Create Your New Website In Just One Week!
If you know you want a website, but have been procrastinating putting one together because you’re worried about how much work it will be, maybe the trick is to hold yourself to a hard deadline to get it done.
Now that we’re in back-to-school season, take inspiration from the students facing homework with clear due dates each day and give yourself a homework assignment: to build your website in one week.
If you have a plan going into the process and break down the main work you have to do into a number of manageable steps, you’ll have an easier time getting it done. And if part of what’s holding you back is the worry that it won’t be 100% perfect – remember that sometimes perfect is the enemy of good. Start by getting your website done and up, and then you can work on making it better over time.
To help you squash all excuses and get started, here’s a step-by-step plan to get your website up in a week.
Day 1: Create your website plan.
Before you get to work creating your website, start by asking yourself all the big questions about what you want it to be. Thinking through what you want to get out of your website will help you develop a clear plan for what the website itself should be.
A few questions to ask at this phase include:
- What’s the goal of your website?
- What actions do you want visitors to take when they come to your website?
- Should the website include a blog?
- Will you be selling items through your website?
- Who do you want to reach with your website?
Considering what you want your website to do and how to make that happen will help you clarify how to approach each of the steps to come.
Day 2: Perform audience and competitive research.
Your website’s not for you. One of the most important things you need to do when building a new website is take time to understand who your target audience is and what they want. On day one, you asked yourself who you wanted reach with your website. Now, you want to dive in and learn as much about the people you want coming to your website as possible.
There are a number of free or cheap tools that can help you find out more information about your audience. And one of your not-so-secret weapons here is spending time perusing what your competitors are doing. See what their websites look like, the copy they’re using, and the topics they’re covering. As a head start for your own website, you can learn from what seems to be working for them.
Day 3: Outline your site architecture.
All the research and planning you did in days one and two should help make this step relatively easy.
Day three is when you work out the specific pages you want to include on your website and how to organize them. If your website will be on the smaller side – just a few main pages – then you may be fine with one main menu that includes all your pages.
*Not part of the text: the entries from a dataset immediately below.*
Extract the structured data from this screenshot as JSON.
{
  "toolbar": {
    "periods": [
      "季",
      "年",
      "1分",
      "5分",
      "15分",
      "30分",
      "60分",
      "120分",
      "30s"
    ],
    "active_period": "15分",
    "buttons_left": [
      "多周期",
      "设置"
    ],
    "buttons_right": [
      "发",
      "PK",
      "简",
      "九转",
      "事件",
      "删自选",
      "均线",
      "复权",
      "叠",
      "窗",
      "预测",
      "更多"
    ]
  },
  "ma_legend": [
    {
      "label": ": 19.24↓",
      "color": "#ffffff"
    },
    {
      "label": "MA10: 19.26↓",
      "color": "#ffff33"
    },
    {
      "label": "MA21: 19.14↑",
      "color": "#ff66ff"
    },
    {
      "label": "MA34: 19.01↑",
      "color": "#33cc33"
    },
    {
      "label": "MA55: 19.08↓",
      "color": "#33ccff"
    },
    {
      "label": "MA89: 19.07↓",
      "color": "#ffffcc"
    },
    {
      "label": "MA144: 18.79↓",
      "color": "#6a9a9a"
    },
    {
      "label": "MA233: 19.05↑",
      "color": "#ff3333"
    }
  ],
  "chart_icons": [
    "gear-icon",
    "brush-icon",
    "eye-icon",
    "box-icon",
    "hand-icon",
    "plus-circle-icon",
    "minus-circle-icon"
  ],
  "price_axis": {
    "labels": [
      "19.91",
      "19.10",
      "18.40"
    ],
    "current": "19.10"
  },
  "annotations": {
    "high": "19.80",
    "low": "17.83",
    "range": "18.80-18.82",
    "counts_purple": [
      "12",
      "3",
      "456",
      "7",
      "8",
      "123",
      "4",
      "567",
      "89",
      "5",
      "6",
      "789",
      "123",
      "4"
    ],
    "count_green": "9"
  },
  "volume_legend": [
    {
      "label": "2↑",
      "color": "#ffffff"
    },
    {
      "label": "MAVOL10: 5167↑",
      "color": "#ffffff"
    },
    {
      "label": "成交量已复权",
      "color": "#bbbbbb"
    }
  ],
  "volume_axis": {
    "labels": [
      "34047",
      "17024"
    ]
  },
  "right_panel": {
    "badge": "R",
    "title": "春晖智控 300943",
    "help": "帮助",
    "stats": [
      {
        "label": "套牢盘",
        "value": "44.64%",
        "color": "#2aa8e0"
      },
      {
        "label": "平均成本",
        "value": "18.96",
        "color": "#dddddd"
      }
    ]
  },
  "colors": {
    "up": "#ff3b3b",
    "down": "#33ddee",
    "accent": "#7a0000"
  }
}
If your website will be a bit more involved than that and include a lot of pages, then you’ll want to figure out categories to slot them into to make your main menu less complicated and the site more intuitive for users. Work up a sitemap to make sure you know where every page on your website will go, how it will be connected to others, and that it will be easy for people to find when they’re looking for it.
Day 4: Choose your domain name and hosting plan.
All websites live in a specific spot on the web; this step is where you choose yours. Brainstorm possible URLs for your website and do some research into available domain names.
Most web hosting plans will include domain registration with them, so once you’ve settled on a domain name that you know is available, start looking at web hosting plans to find one that’s a good fit for your needs. You can sign up for hosting and register for your domain name in one fell swoop so it’s all ready for you once your website’s done.
Day 5: Design your website.
At this point, you may be wondering how on earth you’re supposed to design a website if you have no experience in web design. Website builders like the one included with many of HostGator’s hosting plans make this part surprisingly easy.
Browse the available templates until you find something that feels right based on all the research and planning you’ve done so far, and start molding it to look just how you want it to. Build out the menus and pages you developed in your site architecture on day three. Spend some time looking for and creating relevant images here as well to populate the different pages of your website.
Day 6: Write your copy.
Now you need to fill all those pages you created in. If you’re not a professional copywriter, this may be a step you’ll want to revisit later, but in the interest of getting the site up in seven days without excuses, you’ll want to develop some starter copy for now.
Make use of the audience and competitor research you did on day 2 to give you ideas and make sure you’re writing copy relevant to the people you want to reach at this stage. Read up a little on online copywriting best practices to give you some more guidance. And provide the necessary information on each page of the website you’re building.
Day 7: Review everything and launch.
Now you have everything in place to launch your website. Before you actually make it live, spend some time on it. See if you find the navigation intuitive and proofread all the pages you wrote to look for errors or clunky sentences.
Once you feel ready, publish it to the web.
That website you’ve been putting off is finally done and out in the world. Not so hard, was it?
Your website won’t be perfect on day one (or day seven, rather), but now that you’ve completed it, you can start the comparatively easy job of tweaking it over time to make it better.
Pay attention to your analytics to see how people react to it and consider hiring a professional copywriter, designer, or UX consultant to help your website go further. But first, pat yourself on the back for completing your homework and getting your website up and running. Congratulations!
Kristen Hicks is an Austin-based freelance content writer and lifelong learner with an ongoing curiosity to learn new things. She uses that curiosity, combined with her experience as a freelance business owner, to write about subjects valuable to small business owners on the HostGator blog. You can find her on Twitter at @atxcopywriter.